[WHAT YOU HAVE TO DO] State, as a single number, how many lines in the data below contain "title".

Data about app and page elements
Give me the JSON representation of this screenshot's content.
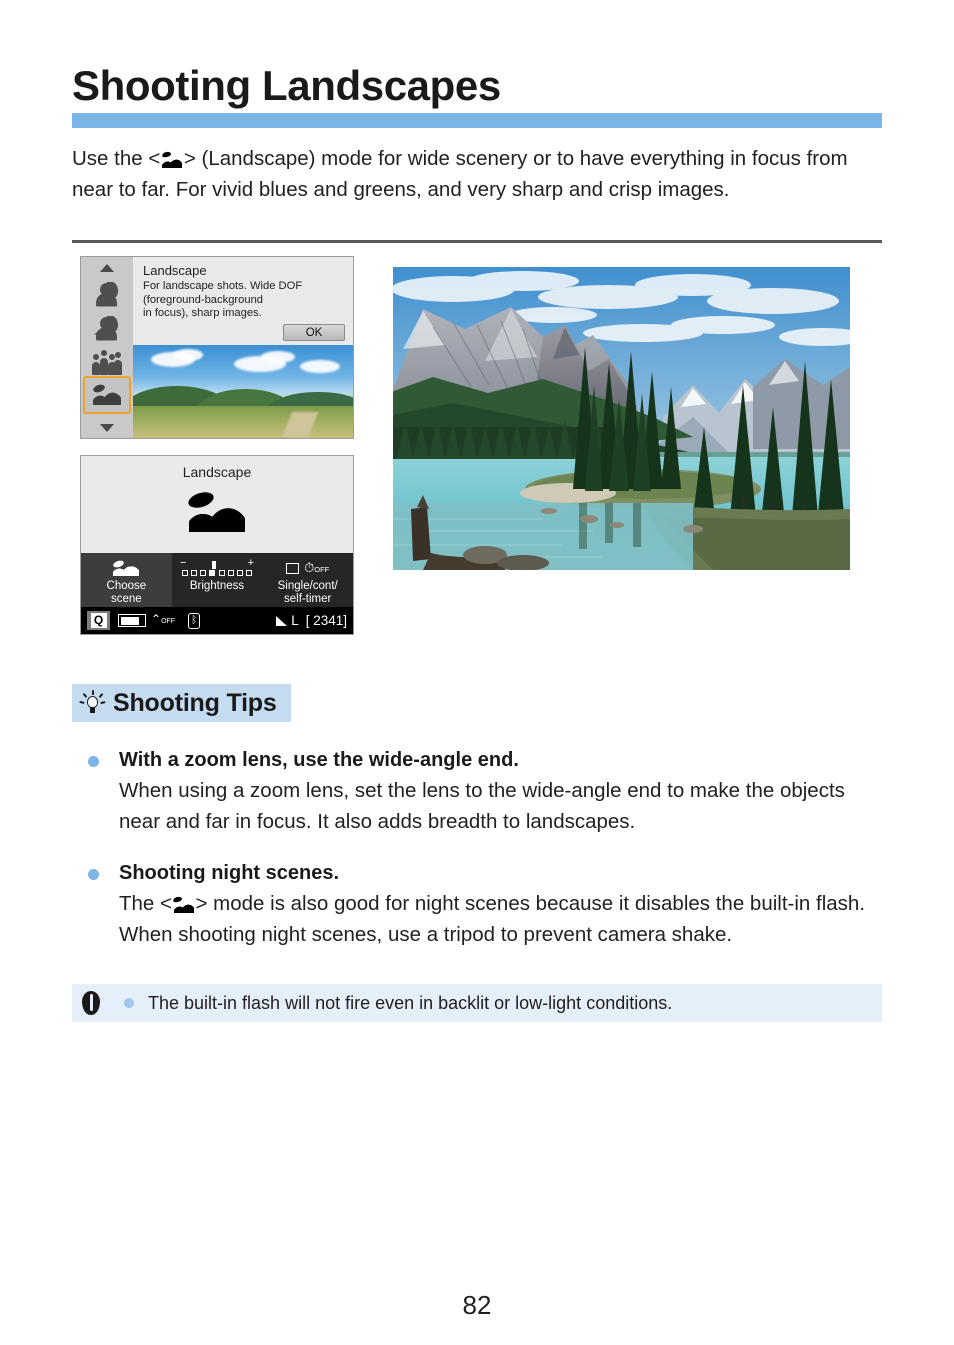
{
  "page": {
    "title": "Shooting Landscapes",
    "number": "82",
    "accent_color": "#7cb5e8",
    "tips_header_bg": "#c5dcf0",
    "note_bg": "#e4eff9"
  },
  "intro": {
    "before_icon": "Use the <",
    "icon": "landscape-mode-icon",
    "after_icon": "> (Landscape) mode for wide scenery or to have everything in focus from near to far. For vivid blues and greens, and very sharp and crisp images."
  },
  "camera_screen_menu": {
    "scroll_up_icon": "triangle-up-icon",
    "scroll_down_icon": "triangle-down-icon",
    "scene_icons": [
      "portrait-scene-icon",
      "smooth-skin-scene-icon",
      "group-photo-scene-icon",
      "landscape-scene-icon"
    ],
    "selected_scene": "landscape-scene-icon",
    "dialog": {
      "title": "Landscape",
      "line1": "For landscape shots. Wide DOF",
      "line2": "(foreground-background",
      "line3": "in focus), sharp images.",
      "ok_label": "OK"
    }
  },
  "camera_screen_quick": {
    "mode_label": "Landscape",
    "mode_icon": "landscape-mode-icon",
    "quick_items": [
      {
        "icon": "landscape-scene-icon",
        "label_line1": "Choose",
        "label_line2": "scene",
        "selected": true
      },
      {
        "icon": "brightness-scale-icon",
        "label_line1": "Brightness",
        "label_line2": "",
        "selected": false
      },
      {
        "icon": "drive-mode-icon",
        "label_line1": "Single/cont/",
        "label_line2": "self-timer",
        "selected": false
      }
    ],
    "brightness": {
      "minus": "−",
      "plus": "+",
      "ticks": 8,
      "active_index": 3
    },
    "status_bar": {
      "q_badge": "Q",
      "battery_icon": "battery-icon",
      "wifi_icon": "wifi-off-icon",
      "wifi_state": "OFF",
      "bluetooth_icon": "bluetooth-icon",
      "quality_icon": "image-quality-icon",
      "quality_label": "L",
      "shots_remaining": "[ 2341]"
    }
  },
  "sample_photo": {
    "name": "landscape-sample-photo",
    "description": "Mountain lake with conifer trees and snow-capped peaks"
  },
  "tips_section": {
    "icon": "lightbulb-icon",
    "header": "Shooting Tips",
    "items": [
      {
        "title": "With a zoom lens, use the wide-angle end.",
        "body": "When using a zoom lens, set the lens to the wide-angle end to make the objects near and far in focus. It also adds breadth to landscapes."
      },
      {
        "title": "Shooting night scenes.",
        "body_before_icon": "The <",
        "body_icon": "landscape-mode-icon",
        "body_after_icon": "> mode is also good for night scenes because it disables the built-in flash. When shooting night scenes, use a tripod to prevent camera shake."
      }
    ]
  },
  "note": {
    "icon": "caution-icon",
    "text": "The built-in flash will not fire even in backlit or low-light conditions."
  }
}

[RESULT OF THE EXERCISE] 4